20 “But when you see Jerusalem surrounded by armies, then recognize that her desolation is near. 21 Then those who are in Judea must flee to the mountains, and those who are in the midst of the city must leave, and those who are in the country must not enter the city; 22 because these are days of vengeance, so that all things which are written will be fulfilled. 23 Woe to those who are pregnant and to those who are nursing babies in those days; for there will be great distress upon the land and wrath to this people; 24 and they will fall by the edge of the sword, and will be led captive into all the nations; and Jerusalem will be trampled under foot by the Gentiles until the times of the Gentiles are fulfilled.
Josephus, who is an ancient historian outside of the Bible, and Tacitus, who is another historian outside of the Bible—not necessarily Christians, they just tell history—they confirm that all of this happened just like Jesus promised. The people in the city literally starting starving to death and dehydrating.
This went on for months.
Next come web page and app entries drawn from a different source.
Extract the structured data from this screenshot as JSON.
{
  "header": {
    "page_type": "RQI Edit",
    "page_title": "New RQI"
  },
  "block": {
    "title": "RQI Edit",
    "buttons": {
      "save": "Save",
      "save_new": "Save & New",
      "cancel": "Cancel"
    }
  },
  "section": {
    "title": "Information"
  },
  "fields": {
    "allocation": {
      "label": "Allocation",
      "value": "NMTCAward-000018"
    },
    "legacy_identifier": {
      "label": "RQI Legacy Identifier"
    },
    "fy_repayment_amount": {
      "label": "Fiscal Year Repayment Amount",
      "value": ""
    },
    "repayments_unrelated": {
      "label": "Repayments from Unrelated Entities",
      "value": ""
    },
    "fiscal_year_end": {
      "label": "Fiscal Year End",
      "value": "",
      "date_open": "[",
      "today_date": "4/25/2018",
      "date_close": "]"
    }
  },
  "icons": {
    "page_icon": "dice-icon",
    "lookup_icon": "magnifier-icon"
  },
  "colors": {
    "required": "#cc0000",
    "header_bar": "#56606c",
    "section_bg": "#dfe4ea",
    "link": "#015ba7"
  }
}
As I told you previously in another sermon, Josephus records that upwards of a million people died. Tacitus says that perhaps that number was 500,000. Whatever it is, it was a holocaust in that day and people died. And by the time the Romans decided that they would actually take the city and the temple, there was no resistance. People were dead, they were malnourished, they were starving, they were dying, they were grieving, they were hopeless.
And the city was besieged. And the command was given to not destroy the temple, but there was, according to history, an “accidental”—again, the sovereignty of God—an accidental fire was started by a soldier that destroyed a certain portion of the city and temple. And so then the order was given to literally raze the city, to take it all to the ground. And the city of Jerusalem was laid waste. And the temple was literally torn apart stone by stone.
Judaism was about the temple, the priests, the sacrifices for sin. That has not existed since AD 70. It’s over.
When I was there talking to some devout Jews, very sweet, very nice, nothing personal, just a very important disagreement. They would say, “Oh, but one day Messiah will come and he will rebuild the temple and we’ll have sacrifices.” It’s been two thousand years. Furthermore, that area of the temple is now controlled by the Muslims. And the vast majority of people who live in the old city of Jerusalem in the walls are Muslims.
This is not going to be the revival of Judaism. It’s over. Why? Because we don’t need it. We don’t need the temple, we don’t need the priests, we don’t need the sacrifices. We have Jesus. He is our Holy of Holies. He our Great High Priest. He is the Lamb of God who takes away the sins of the world. And so the center of our faith today is not a place, it’s a person. We don’t go to Jerusalem. We don’t go to Mecca. We don’t go anywhere. We go to Jesus. He says he would never leave us, nor forsake us; that he would be with us always to the end of the age. We don’t go to be with God, but God has come to be with us in Jesus Christ Immanuel, which means “God is with us.”
"Immanuel" always makes me think of Christmas, probably because I most often hear that name in Christmas carols. As we begin preparations for the busy and festive Christmas season, let's keep that name in our hearts and celebrate His birth, His coming for US, above all else.
Tomorrow's scripture focus: Luke 21:25-28